Víctor Soto
Director General
View from the Top

Market Factors Driving Growth, Web Sales in Focus

Thu, 09/07/2017 - 13:11

Q: What main changes did Levic’s operations undergo in 2016?

A: We amplified our portfolio, opened a new distribution center in Vallejo and worked to improve our service. We are a distributor of mostly generic medicines and we have greatly improved our just-in-time model. The company already has a strong portfolio in generics, herbal medicine and wound care, so we have mostly expanded in prescription drugs from transnational companies, which have a slightly higher cost. Our work with transnational labs has grown by 60 percent but in general Levic saw growth of 14.5 percent in 2016.

Q: What have been Levic’s main drivers of growth?

A: Market factors have driven our growth, while prices and accessibility have been fundamental over the past 10 years. Information has also pushed growth because people are increasingly aware and have access to more information. People now know that patented and generic medicines are the same. The difference is only in the cost to patients. As Mexico is an emerging economy, people need medicines and need to be able to obtain it. This theme of accessibility has boosted growth for us.
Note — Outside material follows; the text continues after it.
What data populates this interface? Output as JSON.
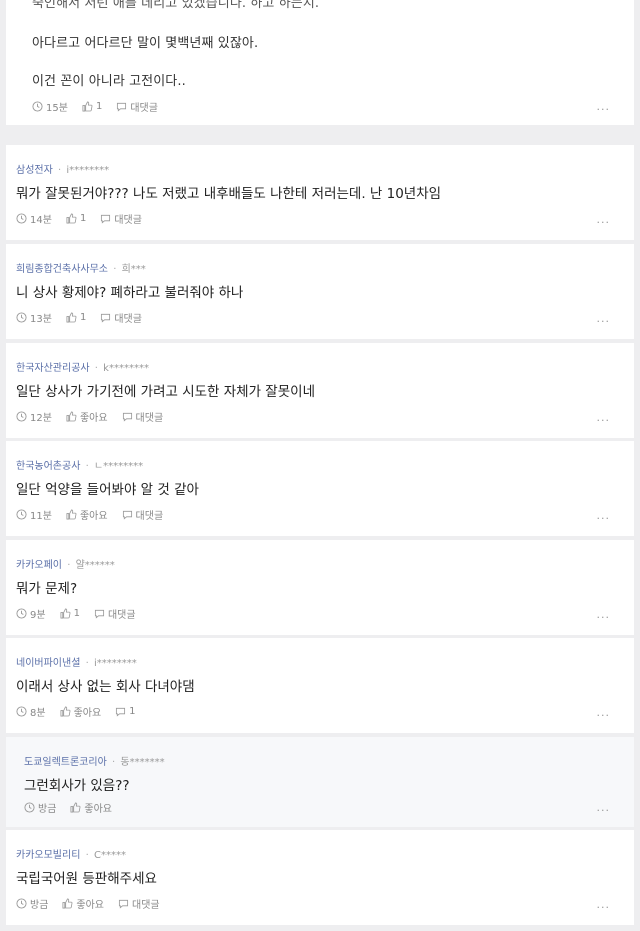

Q: To what extent does Levic work with the public sector?

A: Only around 2 percent of our sales go to the government, while the other 98 percent goes to the private sector. Previously, a cure for a general illness cost MX$500-1,000 (US$28 -56) out of pocket to pay for a doctor and medicine. Today, patients can receive medical care and medicine at many pharmacies for MX$150-250 (US$8-14). Because of this not everyone needs to use government services. Although we have no plans to change our sales ratio, we will need to work more in other areas, including the government, to maintain growth rates.

Q: How is technology impacting the logistics business and your operations?

A: We are investing in R&D to allow our customers to buy from us online. We have a web portal that clients can log into and browse our catalogue of products and costs, and any order placed will arrive within seven days. We have been working on this since the summer of 2016 and it is continually growing. In the first month, sales were laughable, but by March 2017 online sales represented 9 percent of our total. We are promoting this directly through our sales force and through our logistics. We have no fixed target for where we want to be by the end of the year. It depends on what the market demands because our objective is to cater to market needs.

Q: How will you achieve your 2017 goals?

A: In 2017, we will begin operations in Monterrey. We are also working with restocking technology, that is to say robots that stock quicker than humans and with 99.9 percent exactitude. We are only missing a pincer in our stocking technology. Our goal is to implement this in four of our eight centers, three in Mexico City and one in Michoacan. Levic is working on a project in Central America and in 2017 we will enter the Belizean market, where we have a project with the government to send Mexican medicines there.

Q: How do you prepare for uncertainties such as strikes and protests?

A: Protests do not affect us much. What does impact us greatly is the Hoy No Circula (No Drive Day). In 2016, 40 percent of our vehicles could not circulate on any given day. With one No Drive Day per week, 20 percent of our vehicles are idle but with the double measure, two of every five are out of action. Distributing medicine becomes much more difficult. There are also security issues and areas we cannot enter because drivers are asked to pay bribes. We do not enter areas where the driver will be at risk, or when the risk is larger than the reward. If we were to push this, then we would be putting the health of the driver and the good condition of the medicine at risk.